You enjoy your work with your California-based employer, but looking at your pay stubs, you suspect the company misclassified you. What differentiates standard employees from independent contractors?
Fundera dives into the differences between the two employee classifications. You may have a wage and hour violation claim and not realize it.
One of the biggest differences between employees and independent contractors is how employers handle taxes for the two. For standard employees, companies must withhold Social Security, state, Medicare, local and income taxes from their paychecks. Employers also pay some taxes on an employee’s behalf.
If the company hired you as an independent contractor, you cover your own taxes from whatever pay you receive. Specifically, you must pay both the employer and employee portion of your state and federal taxes.

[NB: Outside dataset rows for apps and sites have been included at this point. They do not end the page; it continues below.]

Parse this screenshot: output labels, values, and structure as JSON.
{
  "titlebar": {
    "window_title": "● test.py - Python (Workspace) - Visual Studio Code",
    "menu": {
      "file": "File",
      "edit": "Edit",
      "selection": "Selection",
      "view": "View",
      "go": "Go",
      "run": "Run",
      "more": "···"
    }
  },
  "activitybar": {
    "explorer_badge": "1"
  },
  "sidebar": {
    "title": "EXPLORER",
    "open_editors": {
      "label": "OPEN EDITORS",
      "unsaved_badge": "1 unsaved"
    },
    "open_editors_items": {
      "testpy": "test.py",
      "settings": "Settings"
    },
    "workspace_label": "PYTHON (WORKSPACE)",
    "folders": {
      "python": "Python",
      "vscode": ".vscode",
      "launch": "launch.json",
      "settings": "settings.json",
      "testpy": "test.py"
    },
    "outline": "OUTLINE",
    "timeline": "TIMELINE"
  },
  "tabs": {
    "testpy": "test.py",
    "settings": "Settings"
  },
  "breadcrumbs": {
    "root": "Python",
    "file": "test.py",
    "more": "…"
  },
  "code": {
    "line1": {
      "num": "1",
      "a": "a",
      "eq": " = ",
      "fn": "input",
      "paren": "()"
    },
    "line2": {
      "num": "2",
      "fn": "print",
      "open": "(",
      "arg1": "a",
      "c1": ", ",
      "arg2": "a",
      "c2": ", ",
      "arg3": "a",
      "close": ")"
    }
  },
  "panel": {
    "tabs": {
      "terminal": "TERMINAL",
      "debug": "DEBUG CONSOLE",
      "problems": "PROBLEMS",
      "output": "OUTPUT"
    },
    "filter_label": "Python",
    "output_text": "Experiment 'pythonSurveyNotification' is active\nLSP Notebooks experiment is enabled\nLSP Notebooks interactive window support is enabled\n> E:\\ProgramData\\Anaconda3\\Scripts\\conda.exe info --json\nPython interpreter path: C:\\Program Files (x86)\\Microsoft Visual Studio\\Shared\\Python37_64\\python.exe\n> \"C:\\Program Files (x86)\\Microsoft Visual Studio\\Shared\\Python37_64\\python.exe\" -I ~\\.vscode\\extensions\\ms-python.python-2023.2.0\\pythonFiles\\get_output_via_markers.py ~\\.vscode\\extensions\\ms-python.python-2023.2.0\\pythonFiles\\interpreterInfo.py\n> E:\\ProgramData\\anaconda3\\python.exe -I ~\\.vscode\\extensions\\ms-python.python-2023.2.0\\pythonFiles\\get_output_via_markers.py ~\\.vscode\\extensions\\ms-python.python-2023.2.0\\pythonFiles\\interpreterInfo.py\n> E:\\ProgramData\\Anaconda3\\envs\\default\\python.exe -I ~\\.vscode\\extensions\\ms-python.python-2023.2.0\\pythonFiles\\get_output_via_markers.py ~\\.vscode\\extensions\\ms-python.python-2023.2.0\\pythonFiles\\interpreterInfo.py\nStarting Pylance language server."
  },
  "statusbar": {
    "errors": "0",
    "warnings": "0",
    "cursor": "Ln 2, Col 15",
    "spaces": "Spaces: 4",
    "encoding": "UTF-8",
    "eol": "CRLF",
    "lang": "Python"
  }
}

Besides taxes, you may also refer to common law to determine your proper employment status. If your employer dictates how you work and what you work on, then you qualify as an employee. The same applies if the company supplies you with materials and equipment to carry out your work duties. Do you receive benefits such as vacation time, paid time off and health insurance? If so, you work as an employee.
If you have the freedom to set your own schedule and decide your own work strategy, then you classify as an independent contractor. Contractors also work for multiple clients and customers, not just one. If you help the general public as a trade or building contractor or financial or health care professional, then you may meet the criteria for an independent contractor.
Do not let your employer get away with misclassifying you. It could be an innocent mistake, or it may be an effort to avoid paying you a fair wage.